- **EXERCISE**:
Among the entries below, find all lines that include "text" and copy them.
--
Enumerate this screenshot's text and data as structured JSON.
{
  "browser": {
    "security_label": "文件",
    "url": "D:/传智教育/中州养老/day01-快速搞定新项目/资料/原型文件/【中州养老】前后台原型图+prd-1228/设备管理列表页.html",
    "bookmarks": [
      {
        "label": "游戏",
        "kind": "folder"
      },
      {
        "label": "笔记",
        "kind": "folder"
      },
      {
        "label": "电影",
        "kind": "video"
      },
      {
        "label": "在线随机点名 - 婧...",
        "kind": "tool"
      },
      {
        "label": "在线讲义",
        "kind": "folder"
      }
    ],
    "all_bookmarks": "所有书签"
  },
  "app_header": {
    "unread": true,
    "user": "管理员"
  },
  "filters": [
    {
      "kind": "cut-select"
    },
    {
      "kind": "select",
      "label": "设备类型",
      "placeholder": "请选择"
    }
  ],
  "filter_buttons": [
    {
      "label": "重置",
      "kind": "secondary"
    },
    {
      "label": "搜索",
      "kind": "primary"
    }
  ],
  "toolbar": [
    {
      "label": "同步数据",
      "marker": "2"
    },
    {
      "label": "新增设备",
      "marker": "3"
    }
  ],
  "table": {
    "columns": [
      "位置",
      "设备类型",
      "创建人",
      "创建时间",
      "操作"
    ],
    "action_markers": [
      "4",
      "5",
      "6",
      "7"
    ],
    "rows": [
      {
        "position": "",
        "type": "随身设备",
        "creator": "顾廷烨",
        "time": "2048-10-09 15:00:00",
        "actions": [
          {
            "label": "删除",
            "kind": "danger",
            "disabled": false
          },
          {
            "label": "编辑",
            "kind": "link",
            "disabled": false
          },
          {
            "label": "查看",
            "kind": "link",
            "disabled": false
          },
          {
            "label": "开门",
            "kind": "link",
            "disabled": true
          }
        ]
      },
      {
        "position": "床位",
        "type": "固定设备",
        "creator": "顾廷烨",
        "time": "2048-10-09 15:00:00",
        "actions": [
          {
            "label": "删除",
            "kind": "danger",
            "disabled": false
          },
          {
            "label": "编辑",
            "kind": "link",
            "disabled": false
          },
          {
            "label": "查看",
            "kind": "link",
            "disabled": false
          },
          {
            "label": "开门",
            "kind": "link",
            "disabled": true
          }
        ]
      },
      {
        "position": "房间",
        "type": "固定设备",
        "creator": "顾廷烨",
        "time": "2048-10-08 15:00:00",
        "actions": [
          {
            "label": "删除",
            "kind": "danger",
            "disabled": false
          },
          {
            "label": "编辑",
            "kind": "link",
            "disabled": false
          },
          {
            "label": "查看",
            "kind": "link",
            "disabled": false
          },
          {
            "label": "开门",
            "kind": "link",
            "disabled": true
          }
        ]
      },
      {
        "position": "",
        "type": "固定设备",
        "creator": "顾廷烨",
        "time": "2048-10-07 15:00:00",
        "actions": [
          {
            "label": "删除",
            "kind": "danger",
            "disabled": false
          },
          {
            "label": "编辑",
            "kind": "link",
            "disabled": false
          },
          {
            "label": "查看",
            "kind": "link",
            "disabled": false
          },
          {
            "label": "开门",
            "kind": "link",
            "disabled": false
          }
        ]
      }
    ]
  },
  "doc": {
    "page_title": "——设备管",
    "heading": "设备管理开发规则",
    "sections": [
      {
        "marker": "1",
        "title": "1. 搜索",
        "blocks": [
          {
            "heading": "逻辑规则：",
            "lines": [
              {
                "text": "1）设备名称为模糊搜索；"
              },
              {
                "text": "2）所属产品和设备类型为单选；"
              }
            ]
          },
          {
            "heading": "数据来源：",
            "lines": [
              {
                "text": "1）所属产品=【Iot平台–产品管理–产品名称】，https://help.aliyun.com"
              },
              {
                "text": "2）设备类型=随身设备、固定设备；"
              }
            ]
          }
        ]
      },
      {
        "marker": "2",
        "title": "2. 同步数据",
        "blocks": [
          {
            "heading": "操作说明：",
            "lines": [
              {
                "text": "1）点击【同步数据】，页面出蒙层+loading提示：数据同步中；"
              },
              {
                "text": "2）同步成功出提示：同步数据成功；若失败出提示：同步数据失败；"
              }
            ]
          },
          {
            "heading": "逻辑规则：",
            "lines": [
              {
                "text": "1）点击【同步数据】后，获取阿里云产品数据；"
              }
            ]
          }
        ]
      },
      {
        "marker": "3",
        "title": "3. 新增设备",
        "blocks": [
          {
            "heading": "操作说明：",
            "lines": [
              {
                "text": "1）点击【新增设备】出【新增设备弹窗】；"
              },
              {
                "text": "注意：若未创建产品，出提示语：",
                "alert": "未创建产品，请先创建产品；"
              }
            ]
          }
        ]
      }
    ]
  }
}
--
- **SOLUTION**:
Enumerate this screenshot's text and data as structured JSON.
                "text": "1）设备名称为模糊搜索；"
                "text": "2）所属产品和设备类型为单选；"
                "text": "1）所属产品=【Iot平台–产品管理–产品名称】，https://help.aliyun.com"
                "text": "2）设备类型=随身设备、固定设备；"
                "text": "1）点击【同步数据】，页面出蒙层+loading提示：数据同步中；"
                "text": "2）同步成功出提示：同步数据成功；若失败出提示：同步数据失败；"
                "text": "1）点击【同步数据】后，获取阿里云产品数据；"
                "text": "1）点击【新增设备】出【新增设备弹窗】；"
                "text": "注意：若未创建产品，出提示语：",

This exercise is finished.